Good luck!
Andre

On December 6, 2014 at 7:47pm
Ramesh Subramani wrote:

thank you sir..

On December 18, 2014 at 5:19pm
John Creed wrote:

I have a three wheeled electric scooter witht a 36v electrical system powered by 3 -12v SLA batteriues. I would like to replace the SLA batteries by makeing a 36v Lithium-Ion battery by soldering 30 - AA 1.2v batteries in series. I see no problem making the battery, what I don’t know is how to charge it. Can I use the lead acid charger that came with the scooter or do I need a 36v charger designed for Lithium-Ion batteries?
Thanks for any input,
John

On January 6, 2015 at 3:30am
Andre Van den Wyngaert wrote:

@ John Creed:
Are you sure your cells are 1.2V Lithium-Ion? Some well-known Chinese websites e.g. Alibaba state “1.2V Lithium cell” but when you read on, it appears to be Ni-MH or even Ni-Cd. Imho, 1.2V Li-ion does not exist, unless maybe someone placed some circuitry inside the battery to reduce the output voltage.
Anyway, for charging li-ion, you cannot use the lead battery charger anymore. Li-ion requires a very accurately regulated output voltage and current limiting.
Li-ion “native” voltage is 3.6V…3.8V So you could use 10 of those in series to get 36V.

On January 20, 2015 at 12:24pm
Samuel wrote:

I have a macrotel rechargeable 9v battery @290mah, and my charger delivers 15mah, and the charge time is eternal, so here is the matter, i don’t know if you have heard of those power supplies for guitar pedals, well anyway, this power supply delivers 9v at 100mah, so calculating it would take less than 3 hours to charge, so i want to know if i can do it, and if there are risks on doing it, hope you can help me, regards!

On January 21, 2015 at 1:25am
Andre Van den Wyngaert wrote:

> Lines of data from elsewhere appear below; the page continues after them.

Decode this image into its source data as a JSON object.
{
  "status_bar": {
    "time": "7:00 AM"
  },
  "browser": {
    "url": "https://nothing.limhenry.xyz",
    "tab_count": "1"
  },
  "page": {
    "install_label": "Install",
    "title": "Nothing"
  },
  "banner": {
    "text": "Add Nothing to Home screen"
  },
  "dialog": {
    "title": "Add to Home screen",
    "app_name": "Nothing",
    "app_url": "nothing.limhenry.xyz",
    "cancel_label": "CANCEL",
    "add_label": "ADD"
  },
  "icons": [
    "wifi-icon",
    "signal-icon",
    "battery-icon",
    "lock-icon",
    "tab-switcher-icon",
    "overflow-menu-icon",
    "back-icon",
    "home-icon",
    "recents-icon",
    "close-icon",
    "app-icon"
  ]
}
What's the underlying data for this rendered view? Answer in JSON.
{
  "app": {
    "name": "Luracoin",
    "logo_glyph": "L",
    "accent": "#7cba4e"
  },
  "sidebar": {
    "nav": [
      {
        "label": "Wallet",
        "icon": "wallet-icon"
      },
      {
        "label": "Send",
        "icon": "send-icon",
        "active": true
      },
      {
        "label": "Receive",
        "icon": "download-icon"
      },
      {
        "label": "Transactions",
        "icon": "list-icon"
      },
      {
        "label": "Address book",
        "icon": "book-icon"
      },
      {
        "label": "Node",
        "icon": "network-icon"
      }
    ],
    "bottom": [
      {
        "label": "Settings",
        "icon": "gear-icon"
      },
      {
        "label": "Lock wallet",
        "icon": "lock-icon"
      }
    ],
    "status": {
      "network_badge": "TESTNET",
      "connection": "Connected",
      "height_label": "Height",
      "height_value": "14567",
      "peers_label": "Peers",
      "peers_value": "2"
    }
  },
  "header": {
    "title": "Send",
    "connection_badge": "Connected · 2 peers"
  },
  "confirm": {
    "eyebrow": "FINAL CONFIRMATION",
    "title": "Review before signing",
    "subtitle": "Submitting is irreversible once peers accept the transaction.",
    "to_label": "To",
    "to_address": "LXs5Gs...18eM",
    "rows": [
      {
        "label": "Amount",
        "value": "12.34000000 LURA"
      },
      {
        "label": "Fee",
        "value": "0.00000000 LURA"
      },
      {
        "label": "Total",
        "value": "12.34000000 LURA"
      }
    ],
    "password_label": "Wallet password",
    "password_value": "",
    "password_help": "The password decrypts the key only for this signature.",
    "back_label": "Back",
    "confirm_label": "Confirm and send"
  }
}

@ Samuel:
9V 290mAh - I assume it is NiMH since Lithium has higher capacity. 9V NiMH is actually 8.4V (7x 1.2V cells). You need at least 1.5V…1.6V per cell to charge, so 7x1.5V= 10.5V. If your guitar pedal supply delivers 9V exactly, you cannot charge the battery with it. If you connect it directly, you will see some current but quickly it will lower down to almost nothing.
A second issue would be the max current allowable. Those 9V cells, unless it is a fast charge type, prefer 1/10 of the capacity as charge current, so that would be 29mA, for 15 hours.
And a third one: you can never connect a standard power supply directly to a NiMH battery, unless it has a good current limitation circuit, and you can terminate the charge manually.

On January 23, 2015 at 3:12pm
Samuel wrote:

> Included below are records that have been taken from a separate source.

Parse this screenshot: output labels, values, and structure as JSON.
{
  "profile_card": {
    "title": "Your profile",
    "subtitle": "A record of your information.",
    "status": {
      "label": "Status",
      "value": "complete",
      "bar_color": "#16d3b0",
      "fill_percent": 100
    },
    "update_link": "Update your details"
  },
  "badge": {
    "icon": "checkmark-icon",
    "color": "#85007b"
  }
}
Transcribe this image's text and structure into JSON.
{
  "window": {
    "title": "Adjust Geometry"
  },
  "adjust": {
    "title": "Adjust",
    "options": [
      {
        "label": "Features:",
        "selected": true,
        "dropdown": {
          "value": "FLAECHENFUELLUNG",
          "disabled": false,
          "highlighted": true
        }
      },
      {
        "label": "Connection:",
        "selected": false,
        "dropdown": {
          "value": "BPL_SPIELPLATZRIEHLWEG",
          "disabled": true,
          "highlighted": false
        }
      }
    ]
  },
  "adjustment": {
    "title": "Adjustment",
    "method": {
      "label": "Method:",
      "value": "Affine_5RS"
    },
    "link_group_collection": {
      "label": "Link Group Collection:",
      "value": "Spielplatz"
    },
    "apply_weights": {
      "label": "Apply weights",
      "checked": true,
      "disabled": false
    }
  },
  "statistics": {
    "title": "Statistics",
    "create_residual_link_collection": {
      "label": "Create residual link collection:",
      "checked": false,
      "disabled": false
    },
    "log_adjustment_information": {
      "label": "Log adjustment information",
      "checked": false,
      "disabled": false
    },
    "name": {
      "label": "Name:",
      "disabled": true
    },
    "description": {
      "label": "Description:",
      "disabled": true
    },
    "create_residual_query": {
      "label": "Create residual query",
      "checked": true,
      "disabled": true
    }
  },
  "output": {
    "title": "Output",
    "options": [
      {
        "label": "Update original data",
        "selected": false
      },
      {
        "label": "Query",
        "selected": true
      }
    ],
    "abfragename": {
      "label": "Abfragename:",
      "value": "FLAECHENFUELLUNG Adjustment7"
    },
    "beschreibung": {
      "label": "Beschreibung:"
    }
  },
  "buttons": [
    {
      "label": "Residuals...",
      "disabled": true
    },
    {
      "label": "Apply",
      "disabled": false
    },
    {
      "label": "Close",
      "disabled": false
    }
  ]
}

Hey Andre, Thank you for your answer i really aprecciate it. So if you say that my option isn’t as much good, where can i get a charger that is more efficient?. I’m not from USA so i would really thank if you can give a web page or some dealers that ship worldwide and be trustful obviously, thank you again Andrew, Regards smile

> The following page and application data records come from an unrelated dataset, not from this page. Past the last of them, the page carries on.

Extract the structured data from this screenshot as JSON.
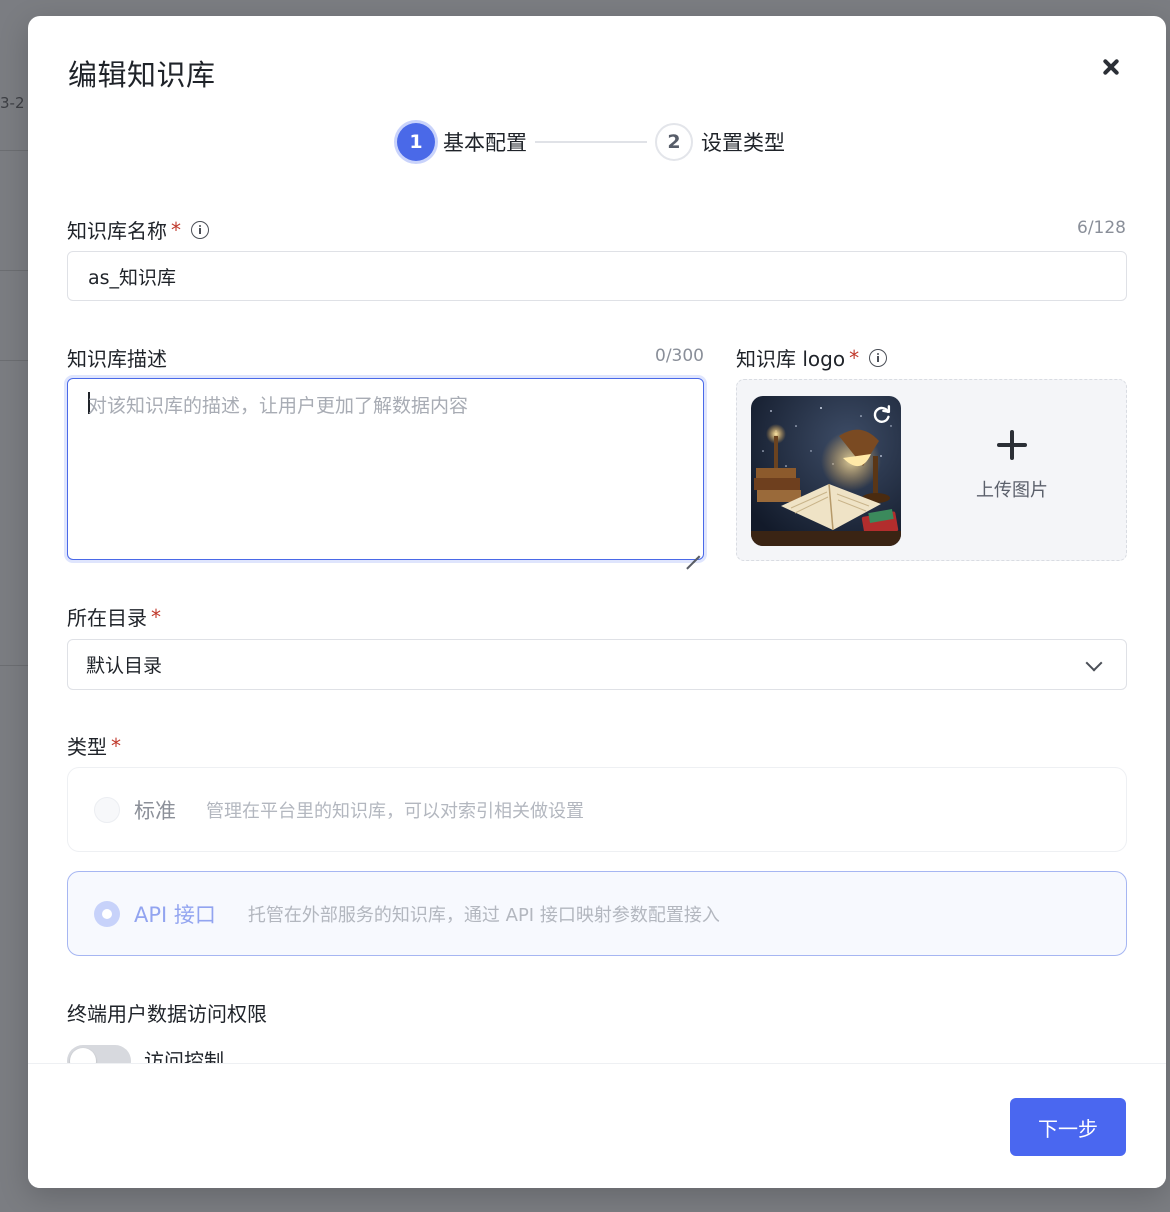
{
  "background": {
    "fragment_text": "3-2"
  },
  "modal": {
    "title": "编辑知识库",
    "close_icon": "close-icon"
  },
  "steps": [
    {
      "number": "1",
      "label": "基本配置",
      "state": "active"
    },
    {
      "number": "2",
      "label": "设置类型",
      "state": "inactive"
    }
  ],
  "form": {
    "name": {
      "label": "知识库名称",
      "required_mark": "*",
      "value": "as_知识库",
      "counter": "6/128"
    },
    "description": {
      "label": "知识库描述",
      "counter": "0/300",
      "placeholder": "对该知识库的描述，让用户更加了解数据内容",
      "value": ""
    },
    "logo": {
      "label": "知识库 logo",
      "required_mark": "*",
      "upload_label": "上传图片",
      "image_subject": "book-and-desk-lamp-illustration"
    },
    "directory": {
      "label": "所在目录",
      "required_mark": "*",
      "selected": "默认目录"
    },
    "type": {
      "label": "类型",
      "required_mark": "*",
      "options": [
        {
          "name": "标准",
          "desc": "管理在平台里的知识库，可以对索引相关做设置",
          "selected": false
        },
        {
          "name": "API 接口",
          "desc": "托管在外部服务的知识库，通过 API 接口映射参数配置接入",
          "selected": true
        }
      ]
    },
    "access": {
      "section_label": "终端用户数据访问权限",
      "toggle_label": "访问控制",
      "enabled": false
    }
  },
  "footer": {
    "next_label": "下一步"
  },
  "colors": {
    "primary": "#4a67f0",
    "required": "#c0392b",
    "overlay": "#7b7d82"
  }
}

On January 23, 2015 at 5:21pm
Glen Kinder wrote:

Hi - I have a 36v 1.6 amp.  scooter battery (3-12’s)  Would it do harm to charge them with a 36v -1.8 amp charger?
Glen

On January 26, 2015 at 2:12am
Andre Van den Wyngaert wrote:

@ Samuel:
you can find lots of chargers at Ebay but they are slow (13hours for 175mA so over 20 hours for your battery). One that might solve your problem is called “Intelligent Battery Charger for 1-4 PP3 8.4V (9V) NiCd/NiMH batteries. UK seller” It states it fills a 280mAh battery in 3 hours…
Success!
Andre

On January 26, 2015 at 2:23am
Andre Van den Wyngaert wrote:

@Glen Kinder:
in order to answer that question, some more detail would be welcome… e.g. battery type number, and charger type number. But I assume it is a scooter battery charger for the right battery chemistry. So imho the 12.5% more current will normally do no harm. But that’s only my opinion.

On March 25, 2015 at 10:21pm
zam wrote:

It helped me a lot but my question is that while we are discharging the lead acid battery we usually concern only with DC voltage level. So is it that AC voltage is not recommended?